Work instructions: The word "Propixel": say how many lines of the data below contain it, and give the number alone.

Supplied entries:

_ _ _ _

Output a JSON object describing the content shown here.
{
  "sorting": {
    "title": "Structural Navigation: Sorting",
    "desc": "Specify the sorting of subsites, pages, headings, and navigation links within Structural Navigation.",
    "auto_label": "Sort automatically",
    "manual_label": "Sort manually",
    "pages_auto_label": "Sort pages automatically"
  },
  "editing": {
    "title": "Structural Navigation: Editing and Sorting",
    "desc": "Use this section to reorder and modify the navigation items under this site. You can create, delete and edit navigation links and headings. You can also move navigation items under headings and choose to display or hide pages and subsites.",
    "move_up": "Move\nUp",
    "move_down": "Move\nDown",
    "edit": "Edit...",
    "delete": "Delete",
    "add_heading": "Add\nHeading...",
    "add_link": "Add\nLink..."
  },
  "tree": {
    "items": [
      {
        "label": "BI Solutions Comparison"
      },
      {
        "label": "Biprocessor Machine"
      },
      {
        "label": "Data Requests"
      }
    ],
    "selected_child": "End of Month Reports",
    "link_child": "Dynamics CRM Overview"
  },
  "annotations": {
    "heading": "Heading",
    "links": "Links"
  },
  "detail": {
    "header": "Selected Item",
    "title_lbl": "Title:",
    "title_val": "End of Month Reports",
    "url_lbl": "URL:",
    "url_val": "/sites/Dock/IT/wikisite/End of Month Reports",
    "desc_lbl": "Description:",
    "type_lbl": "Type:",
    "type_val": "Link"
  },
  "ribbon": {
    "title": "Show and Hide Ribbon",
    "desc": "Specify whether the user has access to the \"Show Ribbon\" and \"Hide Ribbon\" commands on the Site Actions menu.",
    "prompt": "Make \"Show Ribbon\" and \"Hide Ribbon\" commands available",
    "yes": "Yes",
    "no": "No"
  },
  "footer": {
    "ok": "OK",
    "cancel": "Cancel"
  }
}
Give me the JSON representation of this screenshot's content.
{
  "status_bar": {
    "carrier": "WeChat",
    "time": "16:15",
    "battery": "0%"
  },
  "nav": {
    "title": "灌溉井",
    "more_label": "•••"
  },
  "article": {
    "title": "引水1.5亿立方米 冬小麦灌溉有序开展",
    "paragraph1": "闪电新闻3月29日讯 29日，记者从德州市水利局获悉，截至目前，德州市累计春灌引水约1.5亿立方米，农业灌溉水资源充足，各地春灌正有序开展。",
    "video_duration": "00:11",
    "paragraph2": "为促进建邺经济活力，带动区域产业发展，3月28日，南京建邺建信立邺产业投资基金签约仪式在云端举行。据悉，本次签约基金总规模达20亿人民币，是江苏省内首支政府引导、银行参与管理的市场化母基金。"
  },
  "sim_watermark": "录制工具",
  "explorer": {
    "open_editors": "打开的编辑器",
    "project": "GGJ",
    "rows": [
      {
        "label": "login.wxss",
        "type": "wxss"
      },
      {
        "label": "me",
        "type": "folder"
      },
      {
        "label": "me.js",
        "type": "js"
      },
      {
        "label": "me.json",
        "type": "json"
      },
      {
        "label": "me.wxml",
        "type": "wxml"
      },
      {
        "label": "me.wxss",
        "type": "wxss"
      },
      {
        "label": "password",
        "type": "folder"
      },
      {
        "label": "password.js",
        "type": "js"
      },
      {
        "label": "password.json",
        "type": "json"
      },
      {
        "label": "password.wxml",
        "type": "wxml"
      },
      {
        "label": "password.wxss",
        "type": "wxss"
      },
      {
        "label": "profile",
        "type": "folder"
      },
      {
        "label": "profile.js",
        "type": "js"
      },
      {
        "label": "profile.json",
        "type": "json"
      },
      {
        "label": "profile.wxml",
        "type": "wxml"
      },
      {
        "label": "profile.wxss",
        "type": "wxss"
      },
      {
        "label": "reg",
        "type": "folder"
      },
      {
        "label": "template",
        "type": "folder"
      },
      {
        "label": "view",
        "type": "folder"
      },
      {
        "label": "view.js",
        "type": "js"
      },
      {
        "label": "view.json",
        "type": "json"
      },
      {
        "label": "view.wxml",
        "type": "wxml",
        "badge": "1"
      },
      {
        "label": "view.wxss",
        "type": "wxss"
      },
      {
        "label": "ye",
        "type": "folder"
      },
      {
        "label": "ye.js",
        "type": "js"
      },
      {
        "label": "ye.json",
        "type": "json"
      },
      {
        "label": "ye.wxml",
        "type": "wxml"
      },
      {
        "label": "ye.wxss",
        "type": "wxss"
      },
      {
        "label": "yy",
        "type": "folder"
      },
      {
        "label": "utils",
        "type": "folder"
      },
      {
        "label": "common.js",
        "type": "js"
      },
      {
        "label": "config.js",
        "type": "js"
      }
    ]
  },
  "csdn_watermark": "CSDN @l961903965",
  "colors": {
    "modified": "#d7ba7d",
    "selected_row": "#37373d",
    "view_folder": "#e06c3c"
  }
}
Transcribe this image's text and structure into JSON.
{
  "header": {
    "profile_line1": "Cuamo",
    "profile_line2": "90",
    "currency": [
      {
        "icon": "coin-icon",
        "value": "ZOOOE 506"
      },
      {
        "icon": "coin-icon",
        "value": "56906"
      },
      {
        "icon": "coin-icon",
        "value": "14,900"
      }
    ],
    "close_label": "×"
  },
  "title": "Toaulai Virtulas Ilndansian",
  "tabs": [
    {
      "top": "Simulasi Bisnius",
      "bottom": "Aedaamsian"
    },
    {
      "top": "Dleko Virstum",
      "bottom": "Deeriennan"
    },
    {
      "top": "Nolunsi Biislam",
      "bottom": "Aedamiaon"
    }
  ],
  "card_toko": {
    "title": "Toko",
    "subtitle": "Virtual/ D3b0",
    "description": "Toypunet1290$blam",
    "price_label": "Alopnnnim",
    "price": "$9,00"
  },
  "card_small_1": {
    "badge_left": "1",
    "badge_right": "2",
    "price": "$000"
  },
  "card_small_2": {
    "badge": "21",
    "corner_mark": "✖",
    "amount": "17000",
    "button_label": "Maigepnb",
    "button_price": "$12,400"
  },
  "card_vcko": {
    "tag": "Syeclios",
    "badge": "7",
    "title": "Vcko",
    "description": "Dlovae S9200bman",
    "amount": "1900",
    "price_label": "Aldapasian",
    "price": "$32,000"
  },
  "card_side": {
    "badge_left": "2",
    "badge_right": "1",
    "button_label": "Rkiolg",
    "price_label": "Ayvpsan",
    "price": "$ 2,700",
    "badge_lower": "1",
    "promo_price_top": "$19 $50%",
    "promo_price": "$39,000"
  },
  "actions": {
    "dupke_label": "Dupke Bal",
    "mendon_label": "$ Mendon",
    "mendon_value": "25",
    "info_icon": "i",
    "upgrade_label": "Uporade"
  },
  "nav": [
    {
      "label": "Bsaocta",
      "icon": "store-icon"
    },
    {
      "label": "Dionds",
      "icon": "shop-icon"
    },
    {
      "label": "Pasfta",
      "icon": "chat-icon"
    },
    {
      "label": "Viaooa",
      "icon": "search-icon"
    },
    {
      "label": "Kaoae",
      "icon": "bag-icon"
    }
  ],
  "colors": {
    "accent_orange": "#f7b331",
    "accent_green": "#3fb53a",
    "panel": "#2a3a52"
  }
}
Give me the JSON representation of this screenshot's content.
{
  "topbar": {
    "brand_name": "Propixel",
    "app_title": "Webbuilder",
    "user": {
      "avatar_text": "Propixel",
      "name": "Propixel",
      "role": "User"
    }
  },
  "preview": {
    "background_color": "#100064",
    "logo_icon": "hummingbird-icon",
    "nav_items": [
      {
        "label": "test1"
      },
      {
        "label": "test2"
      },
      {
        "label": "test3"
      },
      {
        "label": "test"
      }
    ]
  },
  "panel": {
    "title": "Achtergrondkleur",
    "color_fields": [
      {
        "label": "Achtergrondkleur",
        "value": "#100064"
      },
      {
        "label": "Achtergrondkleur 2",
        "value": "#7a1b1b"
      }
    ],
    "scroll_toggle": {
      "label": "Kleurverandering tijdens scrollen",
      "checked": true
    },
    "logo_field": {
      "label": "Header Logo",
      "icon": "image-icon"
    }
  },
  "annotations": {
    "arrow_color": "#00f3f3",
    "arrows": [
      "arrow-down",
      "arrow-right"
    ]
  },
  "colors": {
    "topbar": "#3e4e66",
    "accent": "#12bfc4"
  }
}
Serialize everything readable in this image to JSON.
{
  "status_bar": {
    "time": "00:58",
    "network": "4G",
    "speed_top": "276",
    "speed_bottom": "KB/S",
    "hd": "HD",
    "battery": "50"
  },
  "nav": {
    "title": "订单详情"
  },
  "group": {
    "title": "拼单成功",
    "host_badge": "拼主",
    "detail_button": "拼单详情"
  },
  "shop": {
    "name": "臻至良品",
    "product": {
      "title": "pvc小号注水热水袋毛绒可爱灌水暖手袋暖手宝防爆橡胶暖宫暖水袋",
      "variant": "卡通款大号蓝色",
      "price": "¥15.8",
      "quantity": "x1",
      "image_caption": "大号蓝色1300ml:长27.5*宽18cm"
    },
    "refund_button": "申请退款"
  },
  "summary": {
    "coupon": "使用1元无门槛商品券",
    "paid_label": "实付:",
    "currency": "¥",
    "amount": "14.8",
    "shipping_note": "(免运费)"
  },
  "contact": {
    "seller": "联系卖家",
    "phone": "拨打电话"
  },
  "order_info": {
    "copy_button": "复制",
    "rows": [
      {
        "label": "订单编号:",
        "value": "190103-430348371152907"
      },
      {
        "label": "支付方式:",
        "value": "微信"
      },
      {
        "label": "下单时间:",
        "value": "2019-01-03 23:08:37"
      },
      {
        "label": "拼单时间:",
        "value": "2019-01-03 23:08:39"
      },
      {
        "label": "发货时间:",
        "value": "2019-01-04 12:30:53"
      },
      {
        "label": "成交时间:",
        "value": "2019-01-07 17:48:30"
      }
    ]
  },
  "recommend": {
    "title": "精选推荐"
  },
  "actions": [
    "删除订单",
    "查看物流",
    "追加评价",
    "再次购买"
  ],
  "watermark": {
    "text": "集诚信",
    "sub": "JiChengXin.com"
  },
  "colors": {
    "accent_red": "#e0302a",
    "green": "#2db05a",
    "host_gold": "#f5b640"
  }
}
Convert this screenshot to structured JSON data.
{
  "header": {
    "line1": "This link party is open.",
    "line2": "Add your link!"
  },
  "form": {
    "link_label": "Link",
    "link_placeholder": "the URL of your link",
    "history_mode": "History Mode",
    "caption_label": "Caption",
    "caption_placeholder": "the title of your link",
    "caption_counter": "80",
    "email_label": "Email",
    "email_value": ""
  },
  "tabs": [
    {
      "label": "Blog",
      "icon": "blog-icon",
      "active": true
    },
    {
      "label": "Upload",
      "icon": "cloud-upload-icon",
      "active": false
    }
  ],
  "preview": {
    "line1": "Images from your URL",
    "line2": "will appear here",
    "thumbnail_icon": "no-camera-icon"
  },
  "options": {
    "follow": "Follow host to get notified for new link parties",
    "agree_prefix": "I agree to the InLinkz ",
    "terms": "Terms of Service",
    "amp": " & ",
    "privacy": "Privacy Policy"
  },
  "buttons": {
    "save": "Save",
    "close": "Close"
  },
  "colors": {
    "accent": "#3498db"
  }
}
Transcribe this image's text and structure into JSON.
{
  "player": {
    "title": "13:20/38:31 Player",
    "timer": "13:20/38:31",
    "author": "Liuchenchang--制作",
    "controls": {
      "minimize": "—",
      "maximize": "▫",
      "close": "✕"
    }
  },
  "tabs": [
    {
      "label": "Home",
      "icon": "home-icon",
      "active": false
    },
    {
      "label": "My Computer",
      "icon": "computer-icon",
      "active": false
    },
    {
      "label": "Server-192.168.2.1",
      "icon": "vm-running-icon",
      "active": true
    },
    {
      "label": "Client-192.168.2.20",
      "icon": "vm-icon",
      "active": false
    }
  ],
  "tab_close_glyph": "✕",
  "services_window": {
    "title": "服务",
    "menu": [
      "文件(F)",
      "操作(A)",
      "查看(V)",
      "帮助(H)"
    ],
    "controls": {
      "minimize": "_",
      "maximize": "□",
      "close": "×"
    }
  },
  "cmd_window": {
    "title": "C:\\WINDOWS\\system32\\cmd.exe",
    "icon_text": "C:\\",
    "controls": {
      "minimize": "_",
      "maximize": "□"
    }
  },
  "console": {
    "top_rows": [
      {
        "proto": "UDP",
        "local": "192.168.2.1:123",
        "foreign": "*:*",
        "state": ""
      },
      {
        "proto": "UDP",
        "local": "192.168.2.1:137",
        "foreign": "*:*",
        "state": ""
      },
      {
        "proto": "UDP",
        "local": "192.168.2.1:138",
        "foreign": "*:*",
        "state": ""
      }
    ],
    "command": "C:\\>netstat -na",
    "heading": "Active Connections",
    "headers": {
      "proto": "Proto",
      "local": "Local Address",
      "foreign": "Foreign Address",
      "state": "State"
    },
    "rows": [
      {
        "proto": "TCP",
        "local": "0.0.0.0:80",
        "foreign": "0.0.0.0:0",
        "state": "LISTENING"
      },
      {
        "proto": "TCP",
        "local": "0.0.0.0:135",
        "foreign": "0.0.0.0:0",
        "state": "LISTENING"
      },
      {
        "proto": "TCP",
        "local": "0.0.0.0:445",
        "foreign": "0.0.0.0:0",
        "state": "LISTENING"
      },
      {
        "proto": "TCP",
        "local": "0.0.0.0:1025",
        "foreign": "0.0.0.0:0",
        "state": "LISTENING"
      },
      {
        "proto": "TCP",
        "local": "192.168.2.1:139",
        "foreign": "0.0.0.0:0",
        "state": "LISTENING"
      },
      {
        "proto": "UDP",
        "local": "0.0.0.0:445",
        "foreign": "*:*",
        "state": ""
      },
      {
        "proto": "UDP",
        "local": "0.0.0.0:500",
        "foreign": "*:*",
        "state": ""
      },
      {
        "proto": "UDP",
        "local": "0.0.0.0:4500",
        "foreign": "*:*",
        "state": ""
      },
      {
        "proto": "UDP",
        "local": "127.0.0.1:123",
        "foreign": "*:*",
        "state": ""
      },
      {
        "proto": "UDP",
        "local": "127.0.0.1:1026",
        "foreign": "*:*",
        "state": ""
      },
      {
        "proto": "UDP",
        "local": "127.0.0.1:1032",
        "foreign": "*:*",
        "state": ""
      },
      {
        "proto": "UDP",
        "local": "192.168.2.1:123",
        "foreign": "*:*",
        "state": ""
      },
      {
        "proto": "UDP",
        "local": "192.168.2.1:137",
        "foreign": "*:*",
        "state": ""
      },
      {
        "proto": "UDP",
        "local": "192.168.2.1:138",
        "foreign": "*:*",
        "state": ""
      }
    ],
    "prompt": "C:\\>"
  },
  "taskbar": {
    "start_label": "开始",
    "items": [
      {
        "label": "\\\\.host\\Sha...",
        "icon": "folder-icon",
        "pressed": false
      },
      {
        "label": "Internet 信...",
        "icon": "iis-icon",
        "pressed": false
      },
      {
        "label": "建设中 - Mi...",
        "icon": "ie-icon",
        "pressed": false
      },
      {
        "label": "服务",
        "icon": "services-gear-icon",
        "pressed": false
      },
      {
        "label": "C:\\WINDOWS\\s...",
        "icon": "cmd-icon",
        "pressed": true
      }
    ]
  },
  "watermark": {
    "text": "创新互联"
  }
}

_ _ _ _

Exercise output: 3